But when the committee marked up its version of the Tax Cuts and Jobs Act Thursday, those proposals were not included, following outcry from federal retiree and employee groups and the retirement savings industry.

The House approved its version of the Tax Cut and Jobs Act (H.R. 1) Thursday. That legislation similarly does not include any changes to how Americans can make catch-up contributions to their retirement accounts.

Elsewhere on Capitol Hill, the Senate Appropriations Committee released the initial version of its fiscal 2018 financial services and...

Tuition Discounts for Feds, a Tax Reform Update, and More

The Office of Personnel Management announced Wednesday that it has reached agreements with four new colleges and universities to provide discounted tuition for federal employees.

Acting OPM Director Kathleen McGettigan announced in a memo to agencies that her office has secured academic agreements with the Catholic University of America’s Metropolitan School of Professional Studies, Pace University’s iPace Program, Park University and Utica College to provide reduced tuition rates or scholarships to federal employees.

The addition of these four schools brings the total number of institutions participating in OPM’s Federal Academic Alliance up to 15. The program is intended to help federal agencies close skills gaps and provide professional development and retention incentives for federal employees.

The agreement provides reduced tuition for federal workers both on campus and for online courses at Catholic University of America, Park University and Utica College. At Pace University only the online curricula are available to feds.

Additionally, the agreement allows feds’ spouses and dependents to attend Park University and Utica College at a discount.

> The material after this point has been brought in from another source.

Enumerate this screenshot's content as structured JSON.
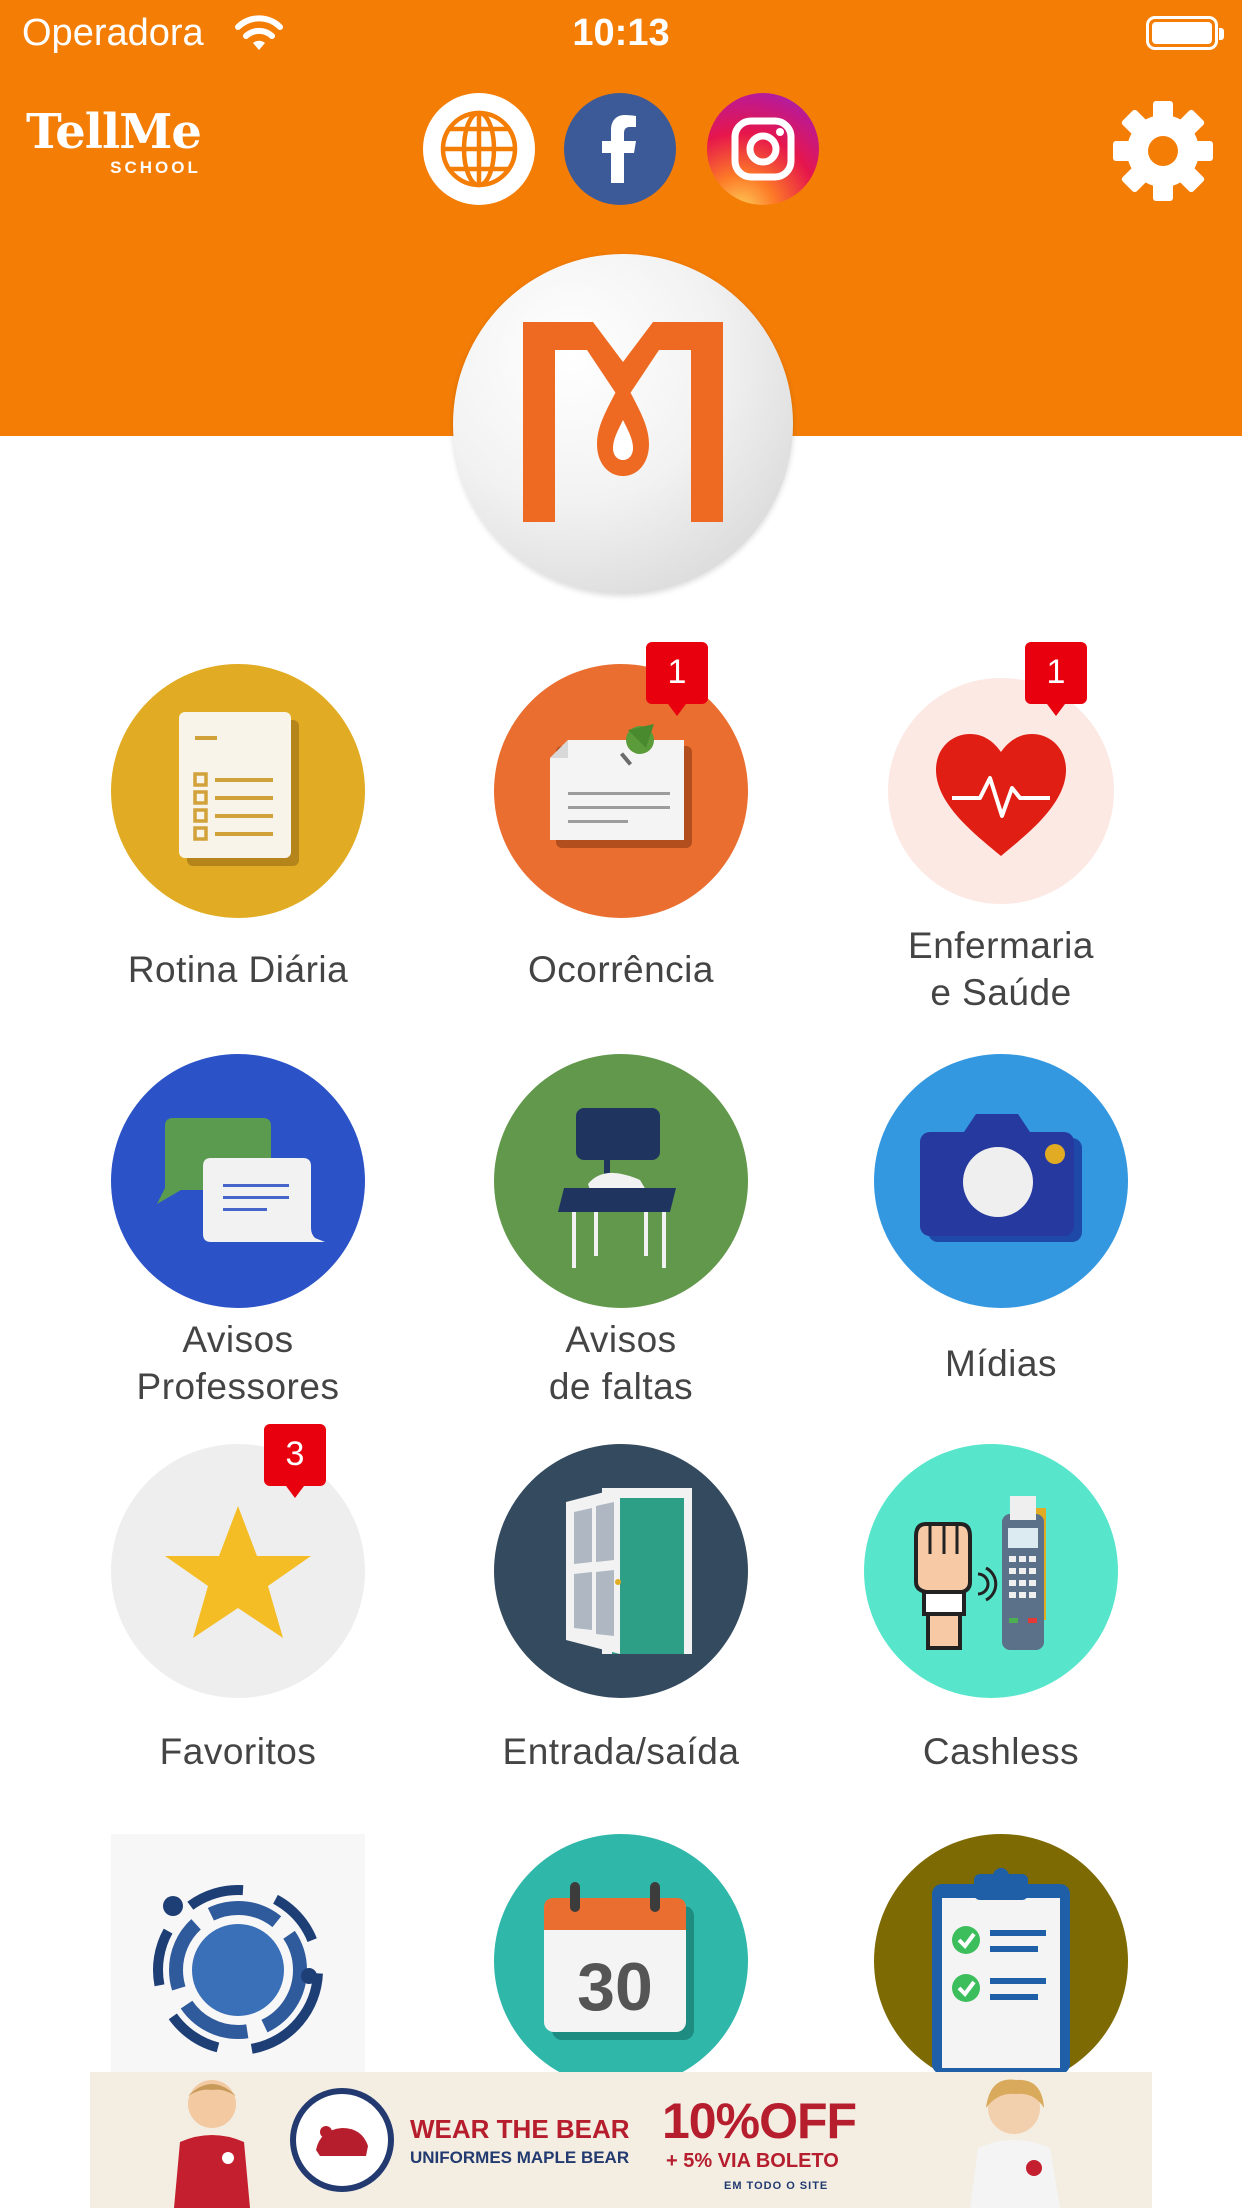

“This Federal Academic Alliance provides federal government employees and their families with access to opportunities to earn a variety of bachelor and master degrees,” McGettigan said in a...